Buxton International Festival
Buxton Opera House
July 8, 12, 15, 17, 22, 2022; 2hrs 50min
After the outright cancellation of 2020 and constrained conditions of 2021, Buxton International Festival is back and firing on all cylinders this year. And its operatic flagship is a masterwork by Rossini.
Written in 1819, La Donna del Lago was inspired by Walter Scott’s poem, The Lady of the Lake, and is an early example in European opera of full-blown Romantic ideas coming to the fore – war and peace, love and rivalry, wild and remote locations, supposed ancient traditions and figures from the past. There’s even a reference, not taken from Scott, to characters in the writings of the mythical Scottish bard, “Ossian”, a literary fake that hoodwinked most people at the time.
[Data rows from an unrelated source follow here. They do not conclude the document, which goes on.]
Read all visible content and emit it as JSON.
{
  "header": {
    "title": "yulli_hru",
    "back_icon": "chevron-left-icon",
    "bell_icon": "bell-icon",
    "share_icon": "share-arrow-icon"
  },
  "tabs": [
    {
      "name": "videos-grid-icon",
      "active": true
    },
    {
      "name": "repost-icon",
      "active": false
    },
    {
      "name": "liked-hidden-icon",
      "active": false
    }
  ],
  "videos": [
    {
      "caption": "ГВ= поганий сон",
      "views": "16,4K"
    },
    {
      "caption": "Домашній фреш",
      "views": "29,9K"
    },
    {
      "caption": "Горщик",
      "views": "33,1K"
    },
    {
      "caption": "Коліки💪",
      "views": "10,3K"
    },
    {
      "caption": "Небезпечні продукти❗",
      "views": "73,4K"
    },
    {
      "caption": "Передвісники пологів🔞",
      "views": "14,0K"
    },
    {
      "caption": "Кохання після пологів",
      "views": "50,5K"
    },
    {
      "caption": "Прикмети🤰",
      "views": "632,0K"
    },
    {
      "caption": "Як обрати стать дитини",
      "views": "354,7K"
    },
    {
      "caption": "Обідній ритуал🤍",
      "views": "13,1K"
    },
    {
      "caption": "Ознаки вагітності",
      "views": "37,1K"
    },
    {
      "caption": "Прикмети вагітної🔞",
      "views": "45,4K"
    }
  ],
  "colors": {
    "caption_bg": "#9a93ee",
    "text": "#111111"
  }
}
Musically, we find Rossini on the cusp of using new-fangled Romantic language in his otherwise cute-and-classical writing: off-stage horn calls, tremolando strings, the sound of the harp to convey local colour (no matter that there’s nothing specially Scottish about it). At the same time he was going all out for popular appeal, and one of the climactic numbers is a competitive duet for love-rival tenors in which the dramatic tension is reflected vocally by bursts of repeated high Cs (and more) from both of them.
The story is fairly simple: Elena (the Lady in question) is the daughter of a chieftain whose loyalty used to lie with the King but who is now mixed up with rebel Highlanders. He’s betrothed her to their leader, but she really loves another. The King, disguised, falls for her too (hence the two-tenors rivalry). Battle goes badly for the rebels, but Elena seeks to save her father and her true love, and in the end… well, I won’t give it all away.
Director Jacopo Spirei and designer Madeleine Boyd have staged the opera in a way that conveys general impressions – ragged clothes for the Highland warriors, shiny techno-style costumes for the King and his forces; a interior/exterior set to provide the lakeside locale for the first act and a geometric, power-lit coldness for the King’s palace in the second… showing there’s a clash of cultures as well as of loyalties, a nice gloss on the storyline. The use of a tiny model boat to represent what the script says is Elena’s offer to her visitor of a trip across the lake, got a bit of a titter from the audience – but what else can you do on a stage like Buxton’s?
What you need for this opera to work is two tenors with first-class Italian-style top registers: tick – Buxton has Nico Darmanin and John Irvin. You also need a really good bass-baritone and a virtuosic wide-ranging mezzo (for the trouser role of Elena’s warrior true love: tick – Buxton has David Ireland and Catherine Carby. And above all you need an utterly wonderful soprano as Elena: Buxton has Máire Flavin, and her rondó finale at the end brings the whole thing to a triumphant close, as it did on the first night in 1819 and needs to every time.
So the casting is top-class. So is the chorus, all 22 of them plus some minor role singers, too. Buxton has nobly managed so often in the past with a small-scale body, but at last it’s great to hear a full-throated crowd of them in the bright Opera House acoustic.
The musical direction, by festival artistic director Adrian Kelly, is full of energy and impact. The Northern Chamber Orchestra plays with precision and panache, and the whole thing rattles by with both brilliance of coloratura technique and glorious tone production from all the principals.
(Giulio Cilona conducts on July 12, 15 and 17).
Info and tickets here